Speaking of SWTOR’s social interaction, I’d say SWTOR is lacking in just about every category. Guilds have very little in the way of interesting mechanics, there’s no real looking for group tool, and there are no central locations for players to congregate and socialize, similar to something like the Gates of Stormwind. All of this, combined with the previously mentioned heavy instancing, just makes the game feel less like a massively multiplayer game, and more like a massively single-player game.
And don’t get me started on the lack of chat bubbles…
As an avid crafter, I am extremely dissatisfied with the current state of crew skills. Despite the fact that I really enjoy the concept of my companions handling crafting and gathering for me, I feel that there just isn’t enough nuance to the crafting system to keep things interesting. As an artifice, I craft largely the same items at the lower levels of skill as I do at the higher levels, with the only difference being the total number of stat points allocated to an item. Maybe I just miss the complex crafting systems found in games like Star Wars Galaxies, Vanguard, EverQuest 2 and EVE, but I can’t help but feel that the developers truly missed the mark with SWTOR. I had hoped to find a little more randomization of stats in this game, more options for items to be crafted, and a greater frequency for the discovery of all new recipes, rather than merely the ability to reverse engineer a green strength hilt +20 in order to discover a blue strength hilt +20.
SWTOR’s user interface is simply atrocious, and about as malleable as a rock. Given that nearly every MMORPG released within the past decade has provided the player with a wealth of customization options for the user interface, I find it entirely unacceptable that SWTOR lacks even the basic ability to scale my action bar.
It would also be nice to have a greater degree of influence over graphics options, floating combat numbers, and the name display radius.
Honestly, there isn’t much that can be said about space combat that can’t be summed up with two words: It’s bad. Many missions are simply slightly more difficult copies of earlier missions, there are no interesting customization options for ships, combat is an entirely single-player affair, the rewards for participation are underwhelming, and the missions themselves fail to provide any sort of significant challenge.

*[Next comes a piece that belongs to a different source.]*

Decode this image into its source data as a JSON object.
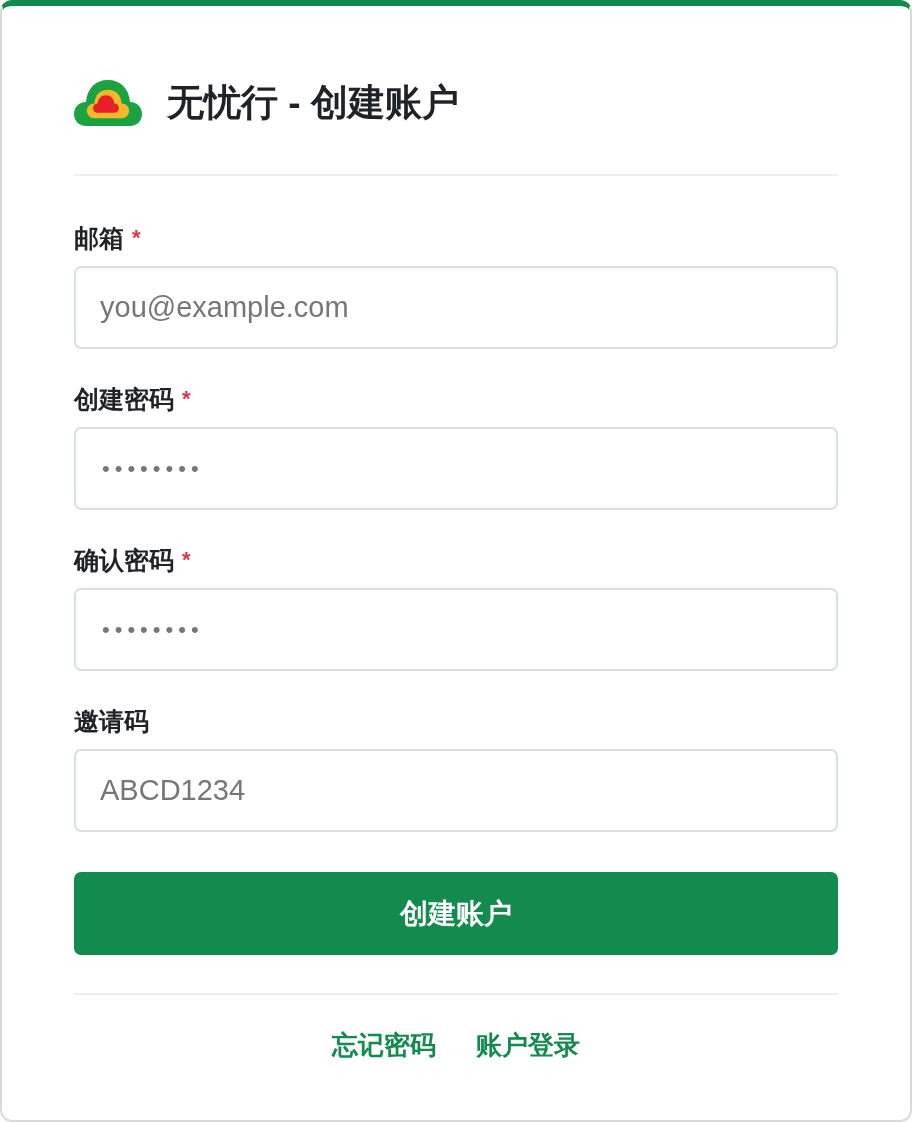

Beyond that, if I wanted to play Starfox, I’d go out and buy a Nintendo 64. This is Star Wars, damn it – give me something more akin to Rogue Squadron or Tie Fighter, not the on-rails afterthought of a space-system found in SWTOR.
With all of these complaints combined, I can’t help but wonder about SWTOR’s longevity. Sure, the game is playable, well polished, and fun to a certain degree, but I still just don’t see any unique features at present that will keep people playing beyond the maximum level. After all, there have been other MMOs released in recent memory that were not only playable, well polished, and fun, but also provided new and exciting styles of play – yet those other MMOs found themselves floundering after only a few short months of time. Only time will tell, I suppose – but until then, I can’t help but be a little disappointed with SWTOR, and a little more eager for the release of Guild Wars 2.
Cinematic Questing Great Graphics Immersive Starwars Universe
Lack of class customization Lack of PVP features Terrible UI Half-baked crafting No consequences for quest choices